### EXERCISE OBJECTIVE
Write the records out again in full, word for word.

###

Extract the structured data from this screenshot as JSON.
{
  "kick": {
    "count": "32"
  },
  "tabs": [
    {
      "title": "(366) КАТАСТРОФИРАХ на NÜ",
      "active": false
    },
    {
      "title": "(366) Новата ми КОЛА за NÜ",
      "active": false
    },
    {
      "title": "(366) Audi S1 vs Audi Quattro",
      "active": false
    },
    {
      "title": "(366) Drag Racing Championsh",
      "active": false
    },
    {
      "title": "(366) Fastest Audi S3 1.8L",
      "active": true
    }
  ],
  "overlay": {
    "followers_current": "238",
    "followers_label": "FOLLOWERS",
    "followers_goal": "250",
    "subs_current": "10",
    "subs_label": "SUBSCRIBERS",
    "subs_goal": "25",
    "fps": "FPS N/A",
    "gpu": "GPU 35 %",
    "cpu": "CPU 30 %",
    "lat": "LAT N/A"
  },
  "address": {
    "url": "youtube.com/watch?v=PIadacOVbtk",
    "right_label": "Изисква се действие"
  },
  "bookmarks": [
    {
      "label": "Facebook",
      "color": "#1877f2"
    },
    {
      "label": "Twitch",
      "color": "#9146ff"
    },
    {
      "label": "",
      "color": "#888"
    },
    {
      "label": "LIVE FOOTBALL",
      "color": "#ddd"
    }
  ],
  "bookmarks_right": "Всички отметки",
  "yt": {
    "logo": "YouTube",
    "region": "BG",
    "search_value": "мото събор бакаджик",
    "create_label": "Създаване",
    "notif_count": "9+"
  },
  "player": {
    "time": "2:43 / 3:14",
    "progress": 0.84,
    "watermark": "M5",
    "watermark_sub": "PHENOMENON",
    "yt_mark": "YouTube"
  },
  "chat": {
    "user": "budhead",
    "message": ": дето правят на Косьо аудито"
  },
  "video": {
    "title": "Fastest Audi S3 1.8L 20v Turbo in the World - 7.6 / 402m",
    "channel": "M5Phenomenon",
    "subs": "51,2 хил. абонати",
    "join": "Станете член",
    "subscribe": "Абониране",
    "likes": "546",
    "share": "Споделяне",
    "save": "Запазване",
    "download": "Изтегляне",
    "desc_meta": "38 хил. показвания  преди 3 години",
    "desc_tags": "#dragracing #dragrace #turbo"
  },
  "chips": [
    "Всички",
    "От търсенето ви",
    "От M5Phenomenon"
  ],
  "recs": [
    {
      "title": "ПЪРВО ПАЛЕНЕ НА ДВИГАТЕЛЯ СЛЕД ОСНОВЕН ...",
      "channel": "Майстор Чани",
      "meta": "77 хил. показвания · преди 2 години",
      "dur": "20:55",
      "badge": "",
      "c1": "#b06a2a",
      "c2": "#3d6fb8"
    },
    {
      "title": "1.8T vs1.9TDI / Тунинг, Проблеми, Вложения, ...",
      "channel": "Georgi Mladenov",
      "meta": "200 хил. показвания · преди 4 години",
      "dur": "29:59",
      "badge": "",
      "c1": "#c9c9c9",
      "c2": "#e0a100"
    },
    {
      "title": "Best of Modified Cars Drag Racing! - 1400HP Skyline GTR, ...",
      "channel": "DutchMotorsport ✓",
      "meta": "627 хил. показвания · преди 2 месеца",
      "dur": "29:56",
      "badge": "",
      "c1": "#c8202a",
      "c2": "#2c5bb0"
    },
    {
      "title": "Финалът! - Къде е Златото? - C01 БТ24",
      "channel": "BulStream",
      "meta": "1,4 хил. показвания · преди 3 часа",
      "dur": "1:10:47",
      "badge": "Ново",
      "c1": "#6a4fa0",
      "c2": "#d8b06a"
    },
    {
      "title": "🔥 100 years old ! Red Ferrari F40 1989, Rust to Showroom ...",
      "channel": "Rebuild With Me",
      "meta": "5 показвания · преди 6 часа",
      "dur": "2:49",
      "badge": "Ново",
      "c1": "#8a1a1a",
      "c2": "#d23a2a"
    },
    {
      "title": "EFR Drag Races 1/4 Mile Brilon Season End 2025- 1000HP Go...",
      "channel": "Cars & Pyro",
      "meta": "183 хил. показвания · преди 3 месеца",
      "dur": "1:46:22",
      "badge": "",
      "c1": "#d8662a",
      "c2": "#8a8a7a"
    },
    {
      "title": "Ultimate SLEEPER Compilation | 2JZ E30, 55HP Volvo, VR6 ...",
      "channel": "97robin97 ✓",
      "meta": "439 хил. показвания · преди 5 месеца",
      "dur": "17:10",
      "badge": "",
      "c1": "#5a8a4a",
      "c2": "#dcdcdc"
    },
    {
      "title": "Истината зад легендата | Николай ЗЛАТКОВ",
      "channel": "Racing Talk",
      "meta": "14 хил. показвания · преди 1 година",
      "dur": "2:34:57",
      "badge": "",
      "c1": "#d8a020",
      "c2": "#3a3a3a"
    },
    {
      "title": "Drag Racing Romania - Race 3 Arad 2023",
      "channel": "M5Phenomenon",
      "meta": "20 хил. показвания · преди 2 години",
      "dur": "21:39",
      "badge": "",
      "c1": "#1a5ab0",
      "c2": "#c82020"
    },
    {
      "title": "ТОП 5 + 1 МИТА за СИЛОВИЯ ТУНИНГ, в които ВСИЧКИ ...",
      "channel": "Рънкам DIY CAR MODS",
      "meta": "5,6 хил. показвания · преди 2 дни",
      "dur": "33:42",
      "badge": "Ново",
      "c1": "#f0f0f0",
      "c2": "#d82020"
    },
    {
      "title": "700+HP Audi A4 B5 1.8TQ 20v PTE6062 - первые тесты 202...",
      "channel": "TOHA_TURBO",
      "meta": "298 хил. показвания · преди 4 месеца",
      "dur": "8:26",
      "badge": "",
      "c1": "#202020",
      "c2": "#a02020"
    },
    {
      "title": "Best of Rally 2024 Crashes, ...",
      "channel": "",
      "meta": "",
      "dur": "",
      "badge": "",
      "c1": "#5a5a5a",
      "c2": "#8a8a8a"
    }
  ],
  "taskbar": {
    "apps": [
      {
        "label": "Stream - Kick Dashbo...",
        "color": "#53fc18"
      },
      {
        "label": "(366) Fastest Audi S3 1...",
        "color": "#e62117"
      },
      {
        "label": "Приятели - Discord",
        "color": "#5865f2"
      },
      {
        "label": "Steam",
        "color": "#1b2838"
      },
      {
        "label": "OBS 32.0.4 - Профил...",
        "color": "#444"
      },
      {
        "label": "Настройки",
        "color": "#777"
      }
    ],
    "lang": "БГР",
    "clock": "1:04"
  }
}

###

### REPLY TO THE EXERCISE
Extract the structured data from this screenshot as JSON.
{
  "kick": {
    "count": "32"
  },
  "tabs": [
    {
      "title": "(366) КАТАСТРОФИРАХ на NÜ",
      "active": false
    },
    {
      "title": "(366) Новата ми КОЛА за NÜ",
      "active": false
    },
    {
      "title": "(366) Audi S1 vs Audi Quattro",
      "active": false
    },
    {
      "title": "(366) Drag Racing Championsh",
      "active": false
    },
    {
      "title": "(366) Fastest Audi S3 1.8L",
      "active": true
    }
  ],
  "overlay": {
    "followers_current": "238",
    "followers_label": "FOLLOWERS",
    "followers_goal": "250",
    "subs_current": "10",
    "subs_label": "SUBSCRIBERS",
    "subs_goal": "25",
    "fps": "FPS N/A",
    "gpu": "GPU 35 %",
    "cpu": "CPU 30 %",
    "lat": "LAT N/A"
  },
  "address": {
    "url": "youtube.com/watch?v=PIadacOVbtk",
    "right_label": "Изисква се действие"
  },
  "bookmarks": [
    {
      "label": "Facebook",
      "color": "#1877f2"
    },
    {
      "label": "Twitch",
      "color": "#9146ff"
    },
    {
      "label": "",
      "color": "#888"
    },
    {
      "label": "LIVE FOOTBALL",
      "color": "#ddd"
    }
  ],
  "bookmarks_right": "Всички отметки",
  "yt": {
    "logo": "YouTube",
    "region": "BG",
    "search_value": "мото събор бакаджик",
    "create_label": "Създаване",
    "notif_count": "9+"
  },
  "player": {
    "time": "2:43 / 3:14",
    "progress": 0.84,
    "watermark": "M5",
    "watermark_sub": "PHENOMENON",
    "yt_mark": "YouTube"
  },
  "chat": {
    "user": "budhead",
    "message": ": дето правят на Косьо аудито"
  },
  "video": {
    "title": "Fastest Audi S3 1.8L 20v Turbo in the World - 7.6 / 402m",
    "channel": "M5Phenomenon",
    "subs": "51,2 хил. абонати",
    "join": "Станете член",
    "subscribe": "Абониране",
    "likes": "546",
    "share": "Споделяне",
    "save": "Запазване",
    "download": "Изтегляне",
    "desc_meta": "38 хил. показвания  преди 3 години",
    "desc_tags": "#dragracing #dragrace #turbo"
  },
  "chips": [
    "Всички",
    "От търсенето ви",
    "От M5Phenomenon"
  ],
  "recs": [
    {
      "title": "ПЪРВО ПАЛЕНЕ НА ДВИГАТЕЛЯ СЛЕД ОСНОВЕН ...",
      "channel": "Майстор Чани",
      "meta": "77 хил. показвания · преди 2 години",
      "dur": "20:55",
      "badge": "",
      "c1": "#b06a2a",
      "c2": "#3d6fb8"
    },
    {
      "title": "1.8T vs1.9TDI / Тунинг, Проблеми, Вложения, ...",
      "channel": "Georgi Mladenov",
      "meta": "200 хил. показвания · преди 4 години",
      "dur": "29:59",
      "badge": "",
      "c1": "#c9c9c9",
      "c2": "#e0a100"
    },
    {
      "title": "Best of Modified Cars Drag Racing! - 1400HP Skyline GTR, ...",
      "channel": "DutchMotorsport ✓",
      "meta": "627 хил. показвания · преди 2 месеца",
      "dur": "29:56",
      "badge": "",
      "c1": "#c8202a",
      "c2": "#2c5bb0"
    },
    {
      "title": "Финалът! - Къде е Златото? - C01 БТ24",
      "channel": "BulStream",
      "meta": "1,4 хил. показвания · преди 3 часа",
      "dur": "1:10:47",
      "badge": "Ново",
      "c1": "#6a4fa0",
      "c2": "#d8b06a"
    },
    {
      "title": "🔥 100 years old ! Red Ferrari F40 1989, Rust to Showroom ...",
      "channel": "Rebuild With Me",
      "meta": "5 показвания · преди 6 часа",
      "dur": "2:49",
      "badge": "Ново",
      "c1": "#8a1a1a",
      "c2": "#d23a2a"
    },
    {
      "title": "EFR Drag Races 1/4 Mile Brilon Season End 2025- 1000HP Go...",
      "channel": "Cars & Pyro",
      "meta": "183 хил. показвания · преди 3 месеца",
      "dur": "1:46:22",
      "badge": "",
      "c1": "#d8662a",
      "c2": "#8a8a7a"
    },
    {
      "title": "Ultimate SLEEPER Compilation | 2JZ E30, 55HP Volvo, VR6 ...",
      "channel": "97robin97 ✓",
      "meta": "439 хил. показвания · преди 5 месеца",
      "dur": "17:10",
      "badge": "",
      "c1": "#5a8a4a",
      "c2": "#dcdcdc"
    },
    {
      "title": "Истината зад легендата | Николай ЗЛАТКОВ",
      "channel": "Racing Talk",
      "meta": "14 хил. показвания · преди 1 година",
      "dur": "2:34:57",
      "badge": "",
      "c1": "#d8a020",
      "c2": "#3a3a3a"
    },
    {
      "title": "Drag Racing Romania - Race 3 Arad 2023",
      "channel": "M5Phenomenon",
      "meta": "20 хил. показвания · преди 2 години",
      "dur": "21:39",
      "badge": "",
      "c1": "#1a5ab0",
      "c2": "#c82020"
    },
    {
      "title": "ТОП 5 + 1 МИТА за СИЛОВИЯ ТУНИНГ, в които ВСИЧКИ ...",
      "channel": "Рънкам DIY CAR MODS",
      "meta": "5,6 хил. показвания · преди 2 дни",
      "dur": "33:42",
      "badge": "Ново",
      "c1": "#f0f0f0",
      "c2": "#d82020"
    },
    {
      "title": "700+HP Audi A4 B5 1.8TQ 20v PTE6062 - первые тесты 202...",
      "channel": "TOHA_TURBO",
      "meta": "298 хил. показвания · преди 4 месеца",
      "dur": "8:26",
      "badge": "",
      "c1": "#202020",
      "c2": "#a02020"
    },
    {
      "title": "Best of Rally 2024 Crashes, ...",
      "channel": "",
      "meta": "",
      "dur": "",
      "badge": "",
      "c1": "#5a5a5a",
      "c2": "#8a8a8a"
    }
  ],
  "taskbar": {
    "apps": [
      {
        "label": "Stream - Kick Dashbo...",
        "color": "#53fc18"
      },
      {
        "label": "(366) Fastest Audi S3 1...",
        "color": "#e62117"
      },
      {
        "label": "Приятели - Discord",
        "color": "#5865f2"
      },
      {
        "label": "Steam",
        "color": "#1b2838"
      },
      {
        "label": "OBS 32.0.4 - Профил...",
        "color": "#444"
      },
      {
        "label": "Настройки",
        "color": "#777"
      }
    ],
    "lang": "БГР",
    "clock": "1:04"
  }
}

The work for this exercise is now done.